## EXERCISE DATA
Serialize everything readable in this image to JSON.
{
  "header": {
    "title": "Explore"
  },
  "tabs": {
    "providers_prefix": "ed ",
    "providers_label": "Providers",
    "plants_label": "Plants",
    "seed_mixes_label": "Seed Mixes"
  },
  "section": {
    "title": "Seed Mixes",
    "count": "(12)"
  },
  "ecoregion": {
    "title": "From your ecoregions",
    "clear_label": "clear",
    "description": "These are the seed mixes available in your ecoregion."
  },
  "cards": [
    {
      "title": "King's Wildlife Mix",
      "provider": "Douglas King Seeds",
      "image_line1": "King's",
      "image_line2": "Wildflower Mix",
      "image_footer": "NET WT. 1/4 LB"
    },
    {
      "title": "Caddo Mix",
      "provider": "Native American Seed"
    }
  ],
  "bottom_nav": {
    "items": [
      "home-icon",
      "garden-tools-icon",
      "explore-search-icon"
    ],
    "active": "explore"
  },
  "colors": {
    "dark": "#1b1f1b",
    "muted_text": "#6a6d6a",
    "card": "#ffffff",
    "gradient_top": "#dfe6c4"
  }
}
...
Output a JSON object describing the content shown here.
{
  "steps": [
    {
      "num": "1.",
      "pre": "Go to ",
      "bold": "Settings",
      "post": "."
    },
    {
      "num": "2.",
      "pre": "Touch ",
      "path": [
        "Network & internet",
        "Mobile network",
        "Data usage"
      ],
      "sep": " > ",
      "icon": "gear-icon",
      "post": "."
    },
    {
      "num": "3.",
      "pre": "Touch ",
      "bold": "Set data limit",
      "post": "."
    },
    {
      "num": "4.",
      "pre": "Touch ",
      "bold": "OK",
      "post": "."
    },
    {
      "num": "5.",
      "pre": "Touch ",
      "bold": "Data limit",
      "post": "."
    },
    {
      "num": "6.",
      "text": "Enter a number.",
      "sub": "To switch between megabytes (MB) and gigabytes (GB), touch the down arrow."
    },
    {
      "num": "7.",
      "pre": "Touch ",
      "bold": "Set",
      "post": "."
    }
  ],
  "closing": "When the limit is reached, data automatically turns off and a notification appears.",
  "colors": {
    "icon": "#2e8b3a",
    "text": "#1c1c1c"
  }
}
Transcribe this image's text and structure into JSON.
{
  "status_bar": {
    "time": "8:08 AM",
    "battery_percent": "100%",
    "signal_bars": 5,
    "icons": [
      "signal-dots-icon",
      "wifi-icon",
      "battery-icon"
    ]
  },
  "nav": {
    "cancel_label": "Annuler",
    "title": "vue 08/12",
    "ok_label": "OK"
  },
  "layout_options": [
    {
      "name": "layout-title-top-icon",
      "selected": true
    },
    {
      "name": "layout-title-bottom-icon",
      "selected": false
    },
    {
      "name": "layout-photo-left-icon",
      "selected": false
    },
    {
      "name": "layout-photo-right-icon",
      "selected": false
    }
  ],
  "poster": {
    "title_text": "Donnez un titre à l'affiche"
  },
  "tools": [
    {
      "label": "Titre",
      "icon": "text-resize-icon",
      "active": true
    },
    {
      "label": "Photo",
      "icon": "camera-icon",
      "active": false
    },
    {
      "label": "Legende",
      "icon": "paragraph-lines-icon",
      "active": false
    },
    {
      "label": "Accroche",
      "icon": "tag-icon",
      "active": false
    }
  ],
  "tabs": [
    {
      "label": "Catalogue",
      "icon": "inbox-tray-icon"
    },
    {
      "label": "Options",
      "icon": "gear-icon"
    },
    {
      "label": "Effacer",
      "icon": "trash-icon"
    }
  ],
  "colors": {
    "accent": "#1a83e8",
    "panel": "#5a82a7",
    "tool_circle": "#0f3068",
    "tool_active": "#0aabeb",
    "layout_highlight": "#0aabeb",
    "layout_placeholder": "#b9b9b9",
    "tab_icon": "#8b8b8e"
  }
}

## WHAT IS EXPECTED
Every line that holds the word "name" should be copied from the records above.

## EXPECTED ANSWER
      "name": "layout-title-top-icon",
      "name": "layout-title-bottom-icon",
      "name": "layout-photo-left-icon",
      "name": "layout-photo-right-icon",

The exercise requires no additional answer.